Premier League clubs are expected to vote on whether to allow fans back for the final day of the season, following Boris Johnson’s announcement on Monday.
The UK Prime Minister laid out his ‘roadmap’ for the easing of lockdown restrictions over the next few months, with it looking like May 17 could be the date at which sporting venues are able to welcome back the public, if all goes to plan.
In certain outdoor seated venues, up to 10,000 supporters will be able to attend, giving hope of a grandstand finish to the Premier league season, as well as the prospect of fans at the European Championships, which take place this summer.
With the top-flight season set to end on 23 May, there are suggestions that crowds could be allowed back in for the last day of the campaign, with Premier League clubs set to vote on the matter in the near future, according to the Guardian.
While a handful of clubs saw up to 2,000 supporters return for a brief period before Christmas, the majority of teams in the league have played without supporters since last March and would likely welcome the prospect of fans in the stands once again.

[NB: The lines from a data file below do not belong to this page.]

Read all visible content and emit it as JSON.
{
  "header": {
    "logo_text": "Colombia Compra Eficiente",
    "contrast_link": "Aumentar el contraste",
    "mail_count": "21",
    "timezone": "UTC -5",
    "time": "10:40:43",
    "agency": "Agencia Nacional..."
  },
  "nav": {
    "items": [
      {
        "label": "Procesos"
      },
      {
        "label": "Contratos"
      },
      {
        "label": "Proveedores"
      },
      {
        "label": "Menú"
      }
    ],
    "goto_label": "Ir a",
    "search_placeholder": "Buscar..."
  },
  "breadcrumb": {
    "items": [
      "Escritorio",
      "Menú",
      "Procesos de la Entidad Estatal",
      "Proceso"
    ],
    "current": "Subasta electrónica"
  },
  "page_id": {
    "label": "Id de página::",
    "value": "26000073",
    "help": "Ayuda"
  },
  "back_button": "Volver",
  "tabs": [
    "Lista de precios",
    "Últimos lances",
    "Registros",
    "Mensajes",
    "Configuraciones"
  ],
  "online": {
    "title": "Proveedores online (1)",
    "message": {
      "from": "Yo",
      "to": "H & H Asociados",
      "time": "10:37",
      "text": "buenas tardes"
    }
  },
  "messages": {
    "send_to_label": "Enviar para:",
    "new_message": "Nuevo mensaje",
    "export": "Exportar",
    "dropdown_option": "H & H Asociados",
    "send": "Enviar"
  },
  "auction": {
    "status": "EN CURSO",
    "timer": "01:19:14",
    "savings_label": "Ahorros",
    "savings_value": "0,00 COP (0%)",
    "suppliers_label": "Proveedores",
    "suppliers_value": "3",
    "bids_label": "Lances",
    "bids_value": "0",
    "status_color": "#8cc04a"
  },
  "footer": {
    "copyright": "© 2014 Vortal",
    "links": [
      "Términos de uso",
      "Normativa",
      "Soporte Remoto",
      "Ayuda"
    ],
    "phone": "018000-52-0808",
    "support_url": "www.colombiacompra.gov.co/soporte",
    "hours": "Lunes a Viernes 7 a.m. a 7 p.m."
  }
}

That being said, there are concerns that having supporters back in just for the final day could be an unfair advantage for those sides who will be playing at home, with there likely to be a lot at stake at both the top and bottom of the table.
Struggling Fulham are set to host Newcastle in what could be a crucial relegation decider, while Tottenham are due to play Aston Villa at Villa Park in a game that could potentially determine who secures European qualification.

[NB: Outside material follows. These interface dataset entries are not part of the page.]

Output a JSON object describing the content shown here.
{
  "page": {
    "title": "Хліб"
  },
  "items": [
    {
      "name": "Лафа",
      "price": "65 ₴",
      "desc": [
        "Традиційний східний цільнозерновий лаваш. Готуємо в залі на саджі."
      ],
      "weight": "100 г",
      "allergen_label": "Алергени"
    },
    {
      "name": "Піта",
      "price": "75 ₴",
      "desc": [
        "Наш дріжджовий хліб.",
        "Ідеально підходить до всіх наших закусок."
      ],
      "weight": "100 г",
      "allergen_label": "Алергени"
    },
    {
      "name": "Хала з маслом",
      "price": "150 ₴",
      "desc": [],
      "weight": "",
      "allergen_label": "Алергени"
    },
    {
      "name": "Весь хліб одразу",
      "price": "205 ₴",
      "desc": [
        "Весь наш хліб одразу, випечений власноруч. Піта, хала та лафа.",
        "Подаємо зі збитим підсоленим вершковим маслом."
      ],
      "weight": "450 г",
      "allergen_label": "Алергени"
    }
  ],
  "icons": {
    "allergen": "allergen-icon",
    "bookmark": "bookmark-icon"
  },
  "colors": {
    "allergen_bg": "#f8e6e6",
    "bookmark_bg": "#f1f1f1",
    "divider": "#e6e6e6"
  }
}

It’ll thus be left to the top-flight sides themselves to decide how to proceed, with 14 of the 20 teams needing to agree to the return of supporters in order for it to go ahead.
The report also suggests that there is talk of pilot games in April with up to 4,000 fans in stadiums, while it is hoped the the Carabao Cup final, due to be played on 25 April, could also be test event.
With the FA Cup final due to be played on 15 May, there is also a desire for fans be involved as another tester event, with the plan for these pilot events to prove that crowds can be managed safely ahead of Euro 2020 this summer, which is due to see some games take place at Wembley.